Exercise directions:
Where a line of the data holds the word "Configuration", copy that line.

[Web page and app entries]

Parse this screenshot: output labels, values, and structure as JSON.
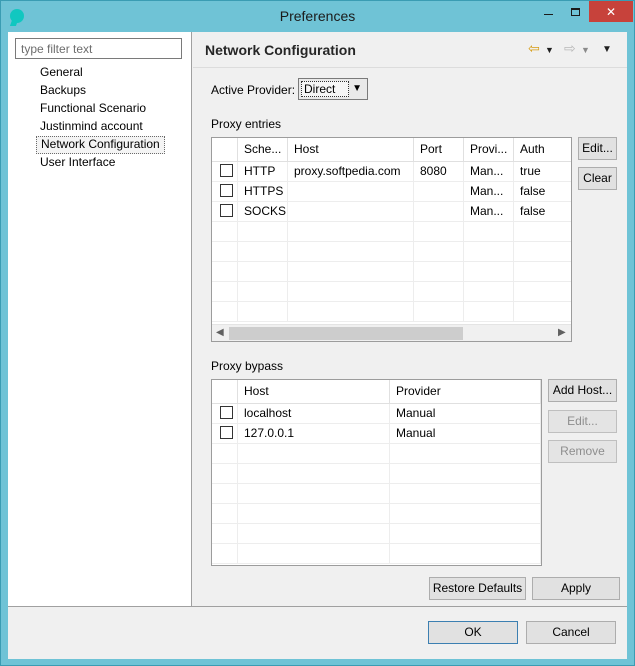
{
  "window": {
    "title": "Preferences",
    "close_label": "✕"
  },
  "filter": {
    "placeholder": "type filter text"
  },
  "nav_items": [
    {
      "label": "General"
    },
    {
      "label": "Backups"
    },
    {
      "label": "Functional Scenario"
    },
    {
      "label": "Justinmind account"
    },
    {
      "label": "Network Configuration",
      "selected": true
    },
    {
      "label": "User Interface"
    }
  ],
  "page": {
    "heading": "Network Configuration",
    "active_provider_label": "Active Provider:",
    "active_provider_value": "Direct",
    "proxy_entries_label": "Proxy entries",
    "proxy_bypass_label": "Proxy bypass"
  },
  "proxy_entries": {
    "columns": [
      "",
      "Sche...",
      "Host",
      "Port",
      "Provi...",
      "Auth"
    ],
    "rows": [
      {
        "scheme": "HTTP",
        "host": "proxy.softpedia.com",
        "port": "8080",
        "provider": "Man...",
        "auth": "true"
      },
      {
        "scheme": "HTTPS",
        "host": "",
        "port": "",
        "provider": "Man...",
        "auth": "false"
      },
      {
        "scheme": "SOCKS",
        "host": "",
        "port": "",
        "provider": "Man...",
        "auth": "false"
      }
    ],
    "edit_button": "Edit...",
    "clear_button": "Clear"
  },
  "proxy_bypass": {
    "columns": [
      "",
      "Host",
      "Provider"
    ],
    "rows": [
      {
        "host": "localhost",
        "provider": "Manual"
      },
      {
        "host": "127.0.0.1",
        "provider": "Manual"
      }
    ],
    "add_host_button": "Add Host...",
    "edit_button": "Edit...",
    "remove_button": "Remove"
  },
  "buttons": {
    "restore_defaults": "Restore Defaults",
    "apply": "Apply",
    "ok": "OK",
    "cancel": "Cancel"
  },
  "icons": {
    "back": "back-arrow-icon",
    "forward": "forward-arrow-icon"
  },
  "colors": {
    "titlebar": "#6fc3d6",
    "close_button": "#c7423b"
  }
}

Solution for this task:
      "label": "Network Configuration",
    "heading": "Network Configuration",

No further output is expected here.